Lots of people, myself included, silently correct anyone who refers to “flipping the phase”, “pressing the phase button” or similar. If that is you then you are also a pedant and welcome to my world. As well as being a pedant I also understand that many of the people saying it “wrong” understand the difference between polarity and phase and are using it in the vernacular. It’s fine to use it that way as long as you are aware of the difference. But what if you don’t? What harm does it do to use “phase” wrong?
The issue is that polarity is simple to understand, it’s very tidy and gives predictable results. Phase isn’t discussed as often, is harder to understand and people might conclude that because they understand polarity, they understand phase – no they don’t.
Polarity inversion is the reversal of the positive and negative voltages in an electrical signal. If you swap the positive and negative connections then the voltages will be reversed and everything which was on the positive side of zero volts becomes negative and vice versa. The waveform is turned upside down to become the exact opposite of its un-inverted form. This is incredibly useful for all sorts of reasons.
Phase describes the relationship between two periodic alternating signals, it’s related to delay but it’s not quite the same.
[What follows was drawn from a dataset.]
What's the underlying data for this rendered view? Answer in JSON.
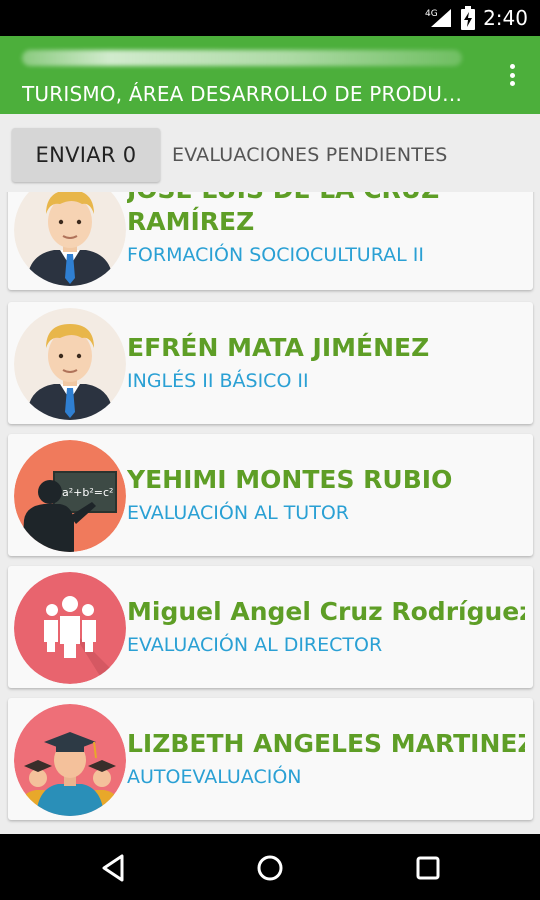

It describes the offset between the two waveforms in terms of how far through its cycle from positive to negative and back again it is. Crucially this is frequency dependent so as frequencies vary, so do phase relationships. Phase is measured in degrees with a whole waveform cycle being made up of 360 degrees. This offers a way to talk about these relationships without reference to frequency, delay or anything else.
It is easiest to understand these relationships when talking about multiple versions of the same signal but phase relationships can affect signals which differ, things just get messier the more different the signals are so for clarity examples tend to involve identical sine waves. If you delay one signal against the other you affect their mutual phase relationship. If you delay identical signals by exactly half a waveform then a 180 degree phase relationship exists between them and they will cancel when summed together. This is the same outcome as inverting the polarity but the 180 degree phase relationship has been caused by a different mechanism – Changing the time relationship between the two signals rather than the voltage relationship.
Neither changing the time or voltage relationship manipulates the phase directly. This can be achieved using phase rotators. If you’ve ever wondered what an all pass filter does, it rotates the phase of a signal. Phase rotation goes beyond the scope of this article but I cover it in some detail in this video about Sound Radix Pi, which is a dynamic phase rotator.